■ Work item
Where does the string "Description" appear in the records? Copy each line that holds it.

(Data about app and page elements)
=== Section Start ===

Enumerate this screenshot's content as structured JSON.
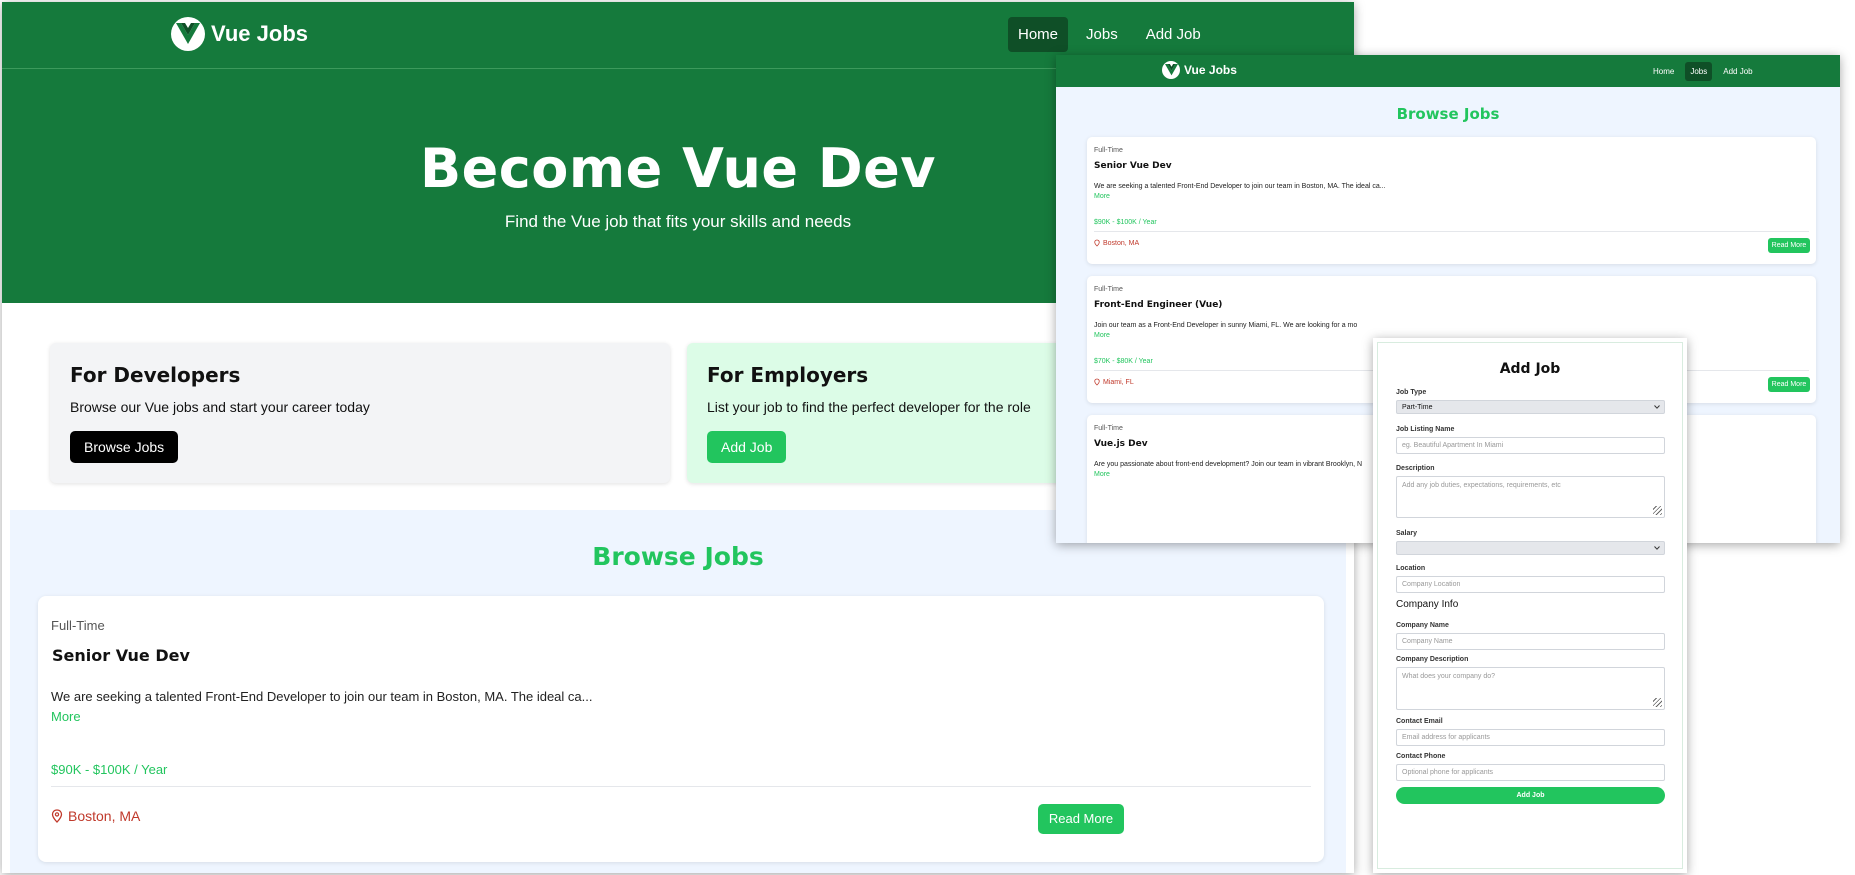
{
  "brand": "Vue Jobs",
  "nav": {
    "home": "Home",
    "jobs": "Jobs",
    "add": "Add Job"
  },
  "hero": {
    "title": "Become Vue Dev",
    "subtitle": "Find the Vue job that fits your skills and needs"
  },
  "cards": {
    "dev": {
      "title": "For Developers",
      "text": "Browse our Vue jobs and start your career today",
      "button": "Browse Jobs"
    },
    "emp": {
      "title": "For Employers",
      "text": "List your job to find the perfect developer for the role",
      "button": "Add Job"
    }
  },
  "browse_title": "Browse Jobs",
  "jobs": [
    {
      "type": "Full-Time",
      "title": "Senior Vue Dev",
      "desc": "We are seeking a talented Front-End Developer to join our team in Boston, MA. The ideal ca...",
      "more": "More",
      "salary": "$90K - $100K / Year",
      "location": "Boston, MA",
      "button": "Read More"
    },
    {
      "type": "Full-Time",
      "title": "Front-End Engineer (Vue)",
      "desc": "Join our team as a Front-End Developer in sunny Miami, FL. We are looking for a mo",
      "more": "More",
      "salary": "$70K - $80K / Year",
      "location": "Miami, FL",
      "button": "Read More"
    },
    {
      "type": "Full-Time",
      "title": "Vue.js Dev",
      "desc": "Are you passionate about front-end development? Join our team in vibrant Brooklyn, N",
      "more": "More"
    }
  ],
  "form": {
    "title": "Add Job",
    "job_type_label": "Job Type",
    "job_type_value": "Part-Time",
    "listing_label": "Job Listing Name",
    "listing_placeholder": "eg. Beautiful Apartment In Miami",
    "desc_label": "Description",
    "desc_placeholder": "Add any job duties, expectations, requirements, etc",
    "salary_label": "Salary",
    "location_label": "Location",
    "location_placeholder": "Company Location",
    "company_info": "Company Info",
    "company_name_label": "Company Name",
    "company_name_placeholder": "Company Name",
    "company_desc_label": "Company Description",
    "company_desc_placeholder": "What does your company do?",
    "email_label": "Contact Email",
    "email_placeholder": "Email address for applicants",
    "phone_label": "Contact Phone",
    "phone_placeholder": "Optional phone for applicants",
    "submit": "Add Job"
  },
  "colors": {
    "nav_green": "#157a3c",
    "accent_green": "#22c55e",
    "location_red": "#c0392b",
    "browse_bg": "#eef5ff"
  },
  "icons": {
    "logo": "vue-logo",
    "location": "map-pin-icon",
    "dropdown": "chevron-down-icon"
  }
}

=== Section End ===

■ Solution to this problem
    "desc_label": "Description",
    "company_desc_label": "Company Description",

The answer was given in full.